We may see a shakeout dividend.
For-profits’ enrollments largely came from two populations: those who otherwise wouldn’t have gone to college, and those who otherwise would have gone to community colleges. They mostly don’t compete with four-year colleges, and certainly not with the more prestigious ones.
When I was at DeVry in the late 90’s and early 00’s, we didn’t see ourselves competing with Rutgers, even though it was about a mile away. We saw ourselves competing with the community college up Route One..
Since then, for-profits first got much bigger, and then they started to shrink. Community college budgets have become much more enrollment-driven (or performance-driven) than they used to be.
That didn’t matter much at the crest of the recession-driven enrollment boom, when students poured into both sectors. But with the recovery gaining steam, and the number of 18 year olds dropping in much of the country, the issue is becoming hard to ignore. When your funding shifts from states to students, and then students go away, you’re in a spot.

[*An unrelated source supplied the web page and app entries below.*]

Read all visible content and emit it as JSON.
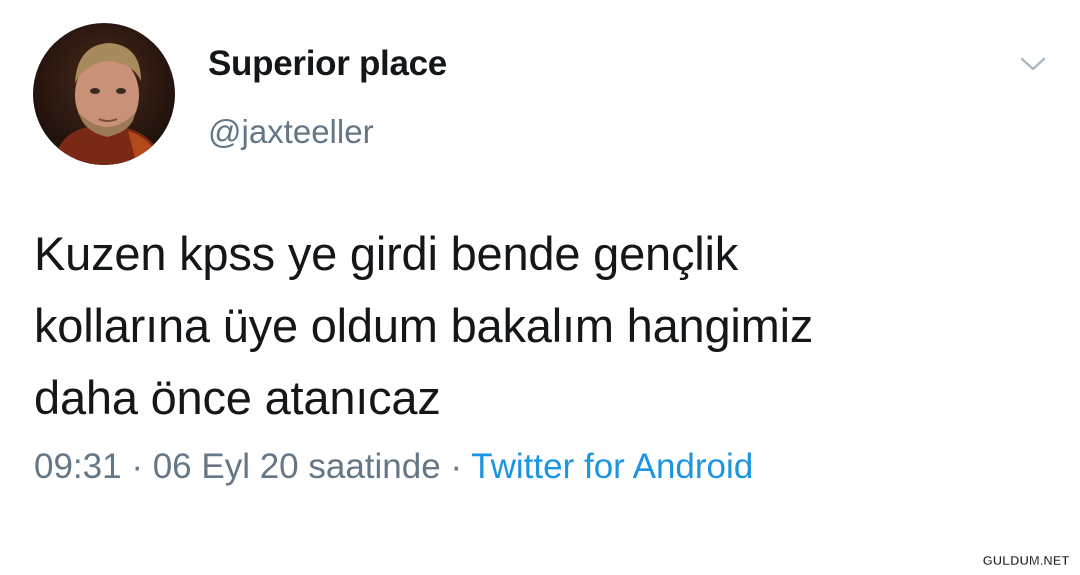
{
  "tweet": {
    "author": {
      "display_name": "Superior place",
      "handle": "@jaxteeller",
      "avatar_icon": "profile-photo"
    },
    "menu_icon": "chevron-down-icon",
    "text_lines": [
      "Kuzen kpss ye girdi bende gençlik",
      "kollarına üye oldum bakalım hangimiz",
      "daha önce atanıcaz"
    ],
    "meta": {
      "time": "09:31",
      "separator": " · ",
      "date": "06 Eyl 20 saatinde",
      "separator2": " · ",
      "source": "Twitter for Android"
    }
  },
  "watermark": "GULDUM.NET",
  "colors": {
    "text": "#14171a",
    "secondary": "#657786",
    "link": "#1b95e0",
    "background": "#ffffff"
  }
}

With so many for-profits either going under entirely or shedding campuses at a rapid clip, though, community colleges in many areas may get a welcome bump in enrollment. It really couldn’t come at a better time.

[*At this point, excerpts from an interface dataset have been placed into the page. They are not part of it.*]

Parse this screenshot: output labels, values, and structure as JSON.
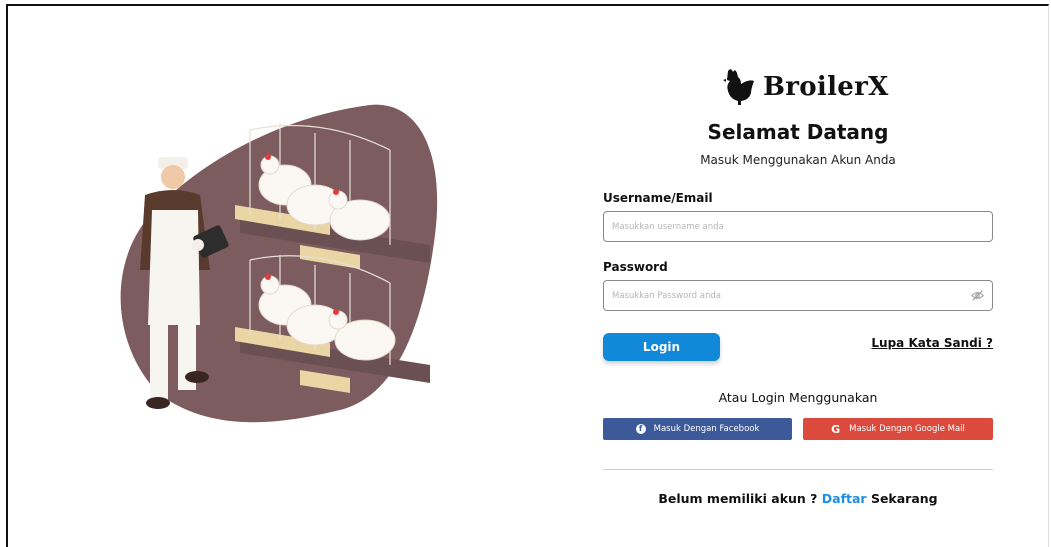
{
  "brand": {
    "name": "BroilerX",
    "logo_icon": "rooster-icon"
  },
  "welcome": {
    "title": "Selamat Datang",
    "subtitle": "Masuk Menggunakan Akun Anda"
  },
  "form": {
    "username_label": "Username/Email",
    "username_placeholder": "Masukkan username anda",
    "username_value": "",
    "password_label": "Password",
    "password_placeholder": "Masukkan Password anda",
    "password_value": "",
    "password_toggle_icon": "eye-slash-icon",
    "login_label": "Login",
    "forgot_label": "Lupa Kata Sandi ?"
  },
  "alt_login": {
    "heading": "Atau Login Menggunakan",
    "facebook_label": "Masuk Dengan Facebook",
    "facebook_icon": "facebook-icon",
    "google_label": "Masuk Dengan Google Mail",
    "google_icon": "google-icon"
  },
  "signup": {
    "prefix": "Belum memiliki akun ?",
    "link": "Daftar",
    "suffix": "Sekarang"
  },
  "colors": {
    "primary": "#1188d8",
    "facebook": "#3c5a99",
    "google": "#dc4a3d",
    "link": "#1b8fe6",
    "illustration_blob": "#7c5c5e"
  }
}
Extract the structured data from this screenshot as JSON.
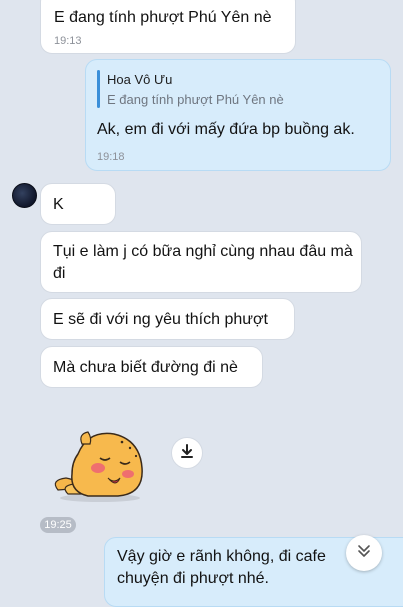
{
  "messages": [
    {
      "text": "E đang tính phượt Phú Yên nè",
      "time": "19:13"
    },
    {
      "quote_name": "Hoa Vô Ưu",
      "quote_text": "E đang tính phượt Phú Yên nè",
      "text": "Ak, em đi với mấy đứa bp buồng ak.",
      "time": "19:18"
    },
    {
      "text": "K"
    },
    {
      "text": "Tụi e làm j có bữa nghỉ cùng nhau đâu mà đi"
    },
    {
      "text": "E sẽ đi với ng yêu thích phượt"
    },
    {
      "text": "Mà chưa biết đường đi nè"
    },
    {
      "text": "Vậy giờ e rãnh không, đi cafe chuyện đi phượt nhé."
    }
  ],
  "sticker": {
    "icon": "bunny-sticker"
  },
  "time_separator": "19:25",
  "icons": {
    "avatar": "avatar",
    "download": "download-icon",
    "scroll": "chevron-double-down-icon"
  },
  "colors": {
    "background": "#dfe5ee",
    "incoming": "#ffffff",
    "outgoing": "#d7ecfb",
    "accent": "#3a8fd9"
  }
}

I should note that I’m writing in the Northeast, where waitlists and seat shortages are rare. In areas that are still growing, and where community colleges’ capacity is maxed out, the point is probably moot. In much of the Northeast and Midwest, we have the capacity to add students.

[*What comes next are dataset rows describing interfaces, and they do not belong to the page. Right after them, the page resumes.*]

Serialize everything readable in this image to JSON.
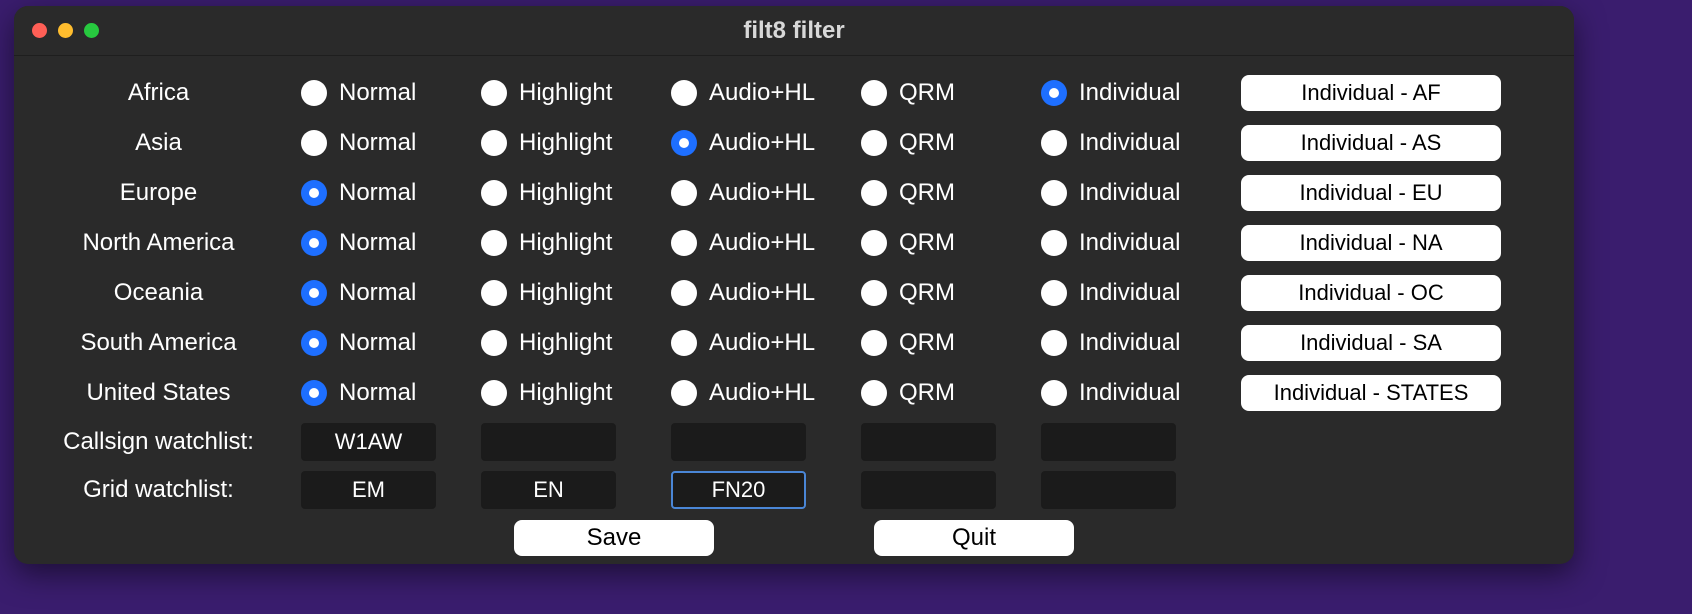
{
  "window": {
    "title": "filt8 filter"
  },
  "options": {
    "normal": "Normal",
    "highlight": "Highlight",
    "audiohl": "Audio+HL",
    "qrm": "QRM",
    "individual": "Individual"
  },
  "regions": [
    {
      "label": "Africa",
      "selected": "individual",
      "button": "Individual - AF"
    },
    {
      "label": "Asia",
      "selected": "audiohl",
      "button": "Individual - AS"
    },
    {
      "label": "Europe",
      "selected": "normal",
      "button": "Individual - EU"
    },
    {
      "label": "North America",
      "selected": "normal",
      "button": "Individual - NA"
    },
    {
      "label": "Oceania",
      "selected": "normal",
      "button": "Individual - OC"
    },
    {
      "label": "South America",
      "selected": "normal",
      "button": "Individual - SA"
    },
    {
      "label": "United States",
      "selected": "normal",
      "button": "Individual - STATES"
    }
  ],
  "watch": {
    "callsign": {
      "label": "Callsign watchlist:",
      "values": [
        "W1AW",
        "",
        "",
        "",
        ""
      ]
    },
    "grid": {
      "label": "Grid watchlist:",
      "values": [
        "EM",
        "EN",
        "FN20",
        "",
        ""
      ],
      "focused_index": 2
    }
  },
  "buttons": {
    "save": "Save",
    "quit": "Quit"
  }
}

It’s probably too early to know if the shakeout dividend will be substantial. I’m guessing it will be unevenly distributed, showing up most conspicuously in the areas that combine a significant for-profit presence with significant capacity in the publics.
The shakeout dividend may also depend on the degree to which the movement for loan forgiveness for former for-profit students succeeds. A student who can wipe the slate clean and start over is probably more open to trying again than a student carrying tens of thousands of dollars of debt.
Ethically, I’m much more comfortable with rerouting stranded for-profit students to community colleges than with routing them to remaining for-profit competitors.
Have folks on the ground seen a shakeout dividend yet?